== What you have to do ==
Go through the entries below and copy each line that holds the word "avatar".

== Data extracts ==
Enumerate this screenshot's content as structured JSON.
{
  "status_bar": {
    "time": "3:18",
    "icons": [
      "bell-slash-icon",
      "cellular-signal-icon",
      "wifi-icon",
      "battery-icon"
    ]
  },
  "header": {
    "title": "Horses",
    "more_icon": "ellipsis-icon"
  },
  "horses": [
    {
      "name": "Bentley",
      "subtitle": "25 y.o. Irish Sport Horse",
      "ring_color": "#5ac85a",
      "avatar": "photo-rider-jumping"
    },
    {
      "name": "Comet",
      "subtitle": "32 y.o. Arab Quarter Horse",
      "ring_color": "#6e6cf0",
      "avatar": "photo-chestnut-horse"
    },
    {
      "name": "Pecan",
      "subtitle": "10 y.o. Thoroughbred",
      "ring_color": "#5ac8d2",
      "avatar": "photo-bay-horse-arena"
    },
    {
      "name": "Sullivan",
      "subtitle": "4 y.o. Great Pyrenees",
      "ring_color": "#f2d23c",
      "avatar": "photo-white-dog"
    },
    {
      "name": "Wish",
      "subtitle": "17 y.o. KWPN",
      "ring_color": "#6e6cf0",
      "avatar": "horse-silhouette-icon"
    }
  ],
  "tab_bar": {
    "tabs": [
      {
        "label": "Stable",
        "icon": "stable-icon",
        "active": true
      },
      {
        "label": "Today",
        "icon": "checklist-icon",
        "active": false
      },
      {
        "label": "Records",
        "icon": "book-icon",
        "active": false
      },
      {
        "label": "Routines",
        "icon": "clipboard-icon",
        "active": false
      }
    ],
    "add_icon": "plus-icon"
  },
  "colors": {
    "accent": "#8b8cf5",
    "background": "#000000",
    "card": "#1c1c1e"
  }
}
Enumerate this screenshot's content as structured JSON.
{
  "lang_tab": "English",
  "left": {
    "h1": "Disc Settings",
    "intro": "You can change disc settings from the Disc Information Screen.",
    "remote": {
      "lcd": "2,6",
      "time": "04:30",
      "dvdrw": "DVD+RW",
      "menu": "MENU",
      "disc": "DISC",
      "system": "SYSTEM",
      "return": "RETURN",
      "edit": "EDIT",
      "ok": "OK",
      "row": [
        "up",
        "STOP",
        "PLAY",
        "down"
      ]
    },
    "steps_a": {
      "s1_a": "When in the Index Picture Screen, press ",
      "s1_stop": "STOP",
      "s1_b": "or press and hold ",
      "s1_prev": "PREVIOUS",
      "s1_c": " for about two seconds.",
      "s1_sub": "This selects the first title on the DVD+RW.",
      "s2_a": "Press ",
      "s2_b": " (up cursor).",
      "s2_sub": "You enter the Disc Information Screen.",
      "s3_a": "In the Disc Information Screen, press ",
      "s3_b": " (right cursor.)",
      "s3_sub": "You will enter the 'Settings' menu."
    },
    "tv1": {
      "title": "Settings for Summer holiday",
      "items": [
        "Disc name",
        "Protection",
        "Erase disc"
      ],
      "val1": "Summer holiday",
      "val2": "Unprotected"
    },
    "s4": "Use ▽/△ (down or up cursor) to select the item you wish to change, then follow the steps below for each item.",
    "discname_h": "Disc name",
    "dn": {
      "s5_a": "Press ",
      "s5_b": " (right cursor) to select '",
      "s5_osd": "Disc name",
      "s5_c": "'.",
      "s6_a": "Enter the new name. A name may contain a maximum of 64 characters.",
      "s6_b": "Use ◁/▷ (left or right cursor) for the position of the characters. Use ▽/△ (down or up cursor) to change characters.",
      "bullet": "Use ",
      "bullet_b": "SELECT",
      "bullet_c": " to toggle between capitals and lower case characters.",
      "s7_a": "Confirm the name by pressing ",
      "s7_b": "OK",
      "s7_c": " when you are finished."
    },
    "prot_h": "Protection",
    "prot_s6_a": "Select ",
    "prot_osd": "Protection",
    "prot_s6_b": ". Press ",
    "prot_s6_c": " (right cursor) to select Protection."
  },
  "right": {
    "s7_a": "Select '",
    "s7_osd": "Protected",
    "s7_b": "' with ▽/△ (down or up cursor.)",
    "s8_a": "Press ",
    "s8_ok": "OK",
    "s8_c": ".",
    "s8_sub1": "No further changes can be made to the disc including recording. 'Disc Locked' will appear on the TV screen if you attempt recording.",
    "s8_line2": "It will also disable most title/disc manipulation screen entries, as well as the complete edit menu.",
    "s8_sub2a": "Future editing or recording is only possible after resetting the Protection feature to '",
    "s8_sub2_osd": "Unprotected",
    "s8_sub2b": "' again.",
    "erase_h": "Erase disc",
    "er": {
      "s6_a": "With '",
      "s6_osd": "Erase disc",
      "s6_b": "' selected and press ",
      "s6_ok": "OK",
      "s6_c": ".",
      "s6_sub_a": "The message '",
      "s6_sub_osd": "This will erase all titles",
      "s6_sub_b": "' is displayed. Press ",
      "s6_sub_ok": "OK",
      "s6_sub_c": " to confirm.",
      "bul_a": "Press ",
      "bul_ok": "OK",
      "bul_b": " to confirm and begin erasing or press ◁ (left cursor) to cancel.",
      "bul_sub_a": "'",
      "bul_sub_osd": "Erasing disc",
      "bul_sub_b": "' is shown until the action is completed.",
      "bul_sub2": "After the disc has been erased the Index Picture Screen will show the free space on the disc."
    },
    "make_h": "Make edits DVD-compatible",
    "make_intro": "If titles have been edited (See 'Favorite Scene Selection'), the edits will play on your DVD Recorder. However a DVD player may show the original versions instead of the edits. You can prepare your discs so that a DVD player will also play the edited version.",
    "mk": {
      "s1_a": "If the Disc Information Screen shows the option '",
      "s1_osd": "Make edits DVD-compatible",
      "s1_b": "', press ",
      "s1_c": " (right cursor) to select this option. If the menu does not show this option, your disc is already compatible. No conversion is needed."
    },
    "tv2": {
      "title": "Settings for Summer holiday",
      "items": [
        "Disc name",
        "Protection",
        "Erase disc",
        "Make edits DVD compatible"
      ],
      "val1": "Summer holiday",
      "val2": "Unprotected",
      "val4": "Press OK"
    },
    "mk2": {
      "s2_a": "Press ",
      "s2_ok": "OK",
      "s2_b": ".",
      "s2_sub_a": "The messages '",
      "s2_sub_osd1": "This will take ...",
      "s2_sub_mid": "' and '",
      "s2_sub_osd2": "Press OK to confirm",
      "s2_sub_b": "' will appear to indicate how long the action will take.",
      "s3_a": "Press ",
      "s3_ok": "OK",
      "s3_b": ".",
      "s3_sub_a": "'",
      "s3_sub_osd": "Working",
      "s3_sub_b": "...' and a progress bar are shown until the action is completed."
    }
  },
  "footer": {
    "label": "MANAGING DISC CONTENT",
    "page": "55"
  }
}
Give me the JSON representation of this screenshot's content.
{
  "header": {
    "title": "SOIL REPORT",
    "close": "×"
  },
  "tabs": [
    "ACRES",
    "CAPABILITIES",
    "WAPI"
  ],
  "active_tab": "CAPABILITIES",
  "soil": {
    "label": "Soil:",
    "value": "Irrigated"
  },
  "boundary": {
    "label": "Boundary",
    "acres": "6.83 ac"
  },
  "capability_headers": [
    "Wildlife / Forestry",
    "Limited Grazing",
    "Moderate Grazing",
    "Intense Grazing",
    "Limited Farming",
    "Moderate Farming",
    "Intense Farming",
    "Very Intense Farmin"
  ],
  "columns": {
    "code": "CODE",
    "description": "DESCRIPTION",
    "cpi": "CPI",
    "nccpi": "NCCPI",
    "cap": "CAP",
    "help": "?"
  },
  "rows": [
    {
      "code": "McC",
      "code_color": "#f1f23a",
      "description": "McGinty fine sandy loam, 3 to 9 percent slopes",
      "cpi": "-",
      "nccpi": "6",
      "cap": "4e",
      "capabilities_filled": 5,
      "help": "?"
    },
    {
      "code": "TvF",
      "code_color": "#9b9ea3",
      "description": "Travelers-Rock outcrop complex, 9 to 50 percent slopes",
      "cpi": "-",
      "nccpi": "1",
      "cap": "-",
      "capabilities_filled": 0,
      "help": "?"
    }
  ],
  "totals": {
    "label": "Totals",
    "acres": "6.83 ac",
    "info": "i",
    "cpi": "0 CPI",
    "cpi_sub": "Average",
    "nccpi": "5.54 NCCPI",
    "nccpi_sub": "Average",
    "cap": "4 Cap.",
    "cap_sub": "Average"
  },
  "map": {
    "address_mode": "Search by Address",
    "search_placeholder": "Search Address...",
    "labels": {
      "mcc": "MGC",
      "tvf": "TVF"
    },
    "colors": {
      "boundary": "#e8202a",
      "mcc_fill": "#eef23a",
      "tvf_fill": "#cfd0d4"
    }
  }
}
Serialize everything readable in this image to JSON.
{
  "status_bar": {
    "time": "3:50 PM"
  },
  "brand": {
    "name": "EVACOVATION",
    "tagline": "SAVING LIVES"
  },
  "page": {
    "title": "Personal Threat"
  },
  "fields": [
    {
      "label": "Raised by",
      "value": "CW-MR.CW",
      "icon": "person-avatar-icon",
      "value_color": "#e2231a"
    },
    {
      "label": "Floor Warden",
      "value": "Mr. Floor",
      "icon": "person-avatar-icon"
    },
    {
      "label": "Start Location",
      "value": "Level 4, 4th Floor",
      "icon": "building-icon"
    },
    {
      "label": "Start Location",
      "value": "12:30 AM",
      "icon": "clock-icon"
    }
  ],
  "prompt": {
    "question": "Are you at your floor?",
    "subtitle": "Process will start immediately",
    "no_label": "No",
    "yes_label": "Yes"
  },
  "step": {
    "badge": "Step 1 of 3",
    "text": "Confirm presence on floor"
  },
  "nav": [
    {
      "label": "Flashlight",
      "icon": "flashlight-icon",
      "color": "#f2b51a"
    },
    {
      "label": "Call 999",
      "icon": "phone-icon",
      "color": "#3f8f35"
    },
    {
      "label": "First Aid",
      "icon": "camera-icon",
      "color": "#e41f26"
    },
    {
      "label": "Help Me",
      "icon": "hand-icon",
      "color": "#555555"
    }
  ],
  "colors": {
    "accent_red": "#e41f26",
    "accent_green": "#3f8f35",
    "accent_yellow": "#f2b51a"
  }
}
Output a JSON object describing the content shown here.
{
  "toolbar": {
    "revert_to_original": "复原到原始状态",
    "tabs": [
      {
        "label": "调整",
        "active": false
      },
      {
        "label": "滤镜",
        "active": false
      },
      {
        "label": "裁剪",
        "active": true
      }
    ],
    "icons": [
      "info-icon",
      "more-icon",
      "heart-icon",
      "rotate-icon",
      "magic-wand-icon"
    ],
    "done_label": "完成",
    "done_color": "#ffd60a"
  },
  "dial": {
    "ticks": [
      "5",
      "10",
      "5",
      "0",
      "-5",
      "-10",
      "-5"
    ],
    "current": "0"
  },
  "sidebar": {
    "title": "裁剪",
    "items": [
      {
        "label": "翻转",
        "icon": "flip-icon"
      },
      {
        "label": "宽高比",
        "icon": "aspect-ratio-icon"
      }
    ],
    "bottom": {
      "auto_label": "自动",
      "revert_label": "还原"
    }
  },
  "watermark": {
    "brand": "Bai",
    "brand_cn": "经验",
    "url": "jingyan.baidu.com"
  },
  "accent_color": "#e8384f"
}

== Your response ==
      "avatar": "photo-rider-jumping"
      "avatar": "photo-chestnut-horse"
      "avatar": "photo-bay-horse-arena"
      "avatar": "photo-white-dog"
      "avatar": "horse-silhouette-icon"
      "icon": "person-avatar-icon",
      "icon": "person-avatar-icon"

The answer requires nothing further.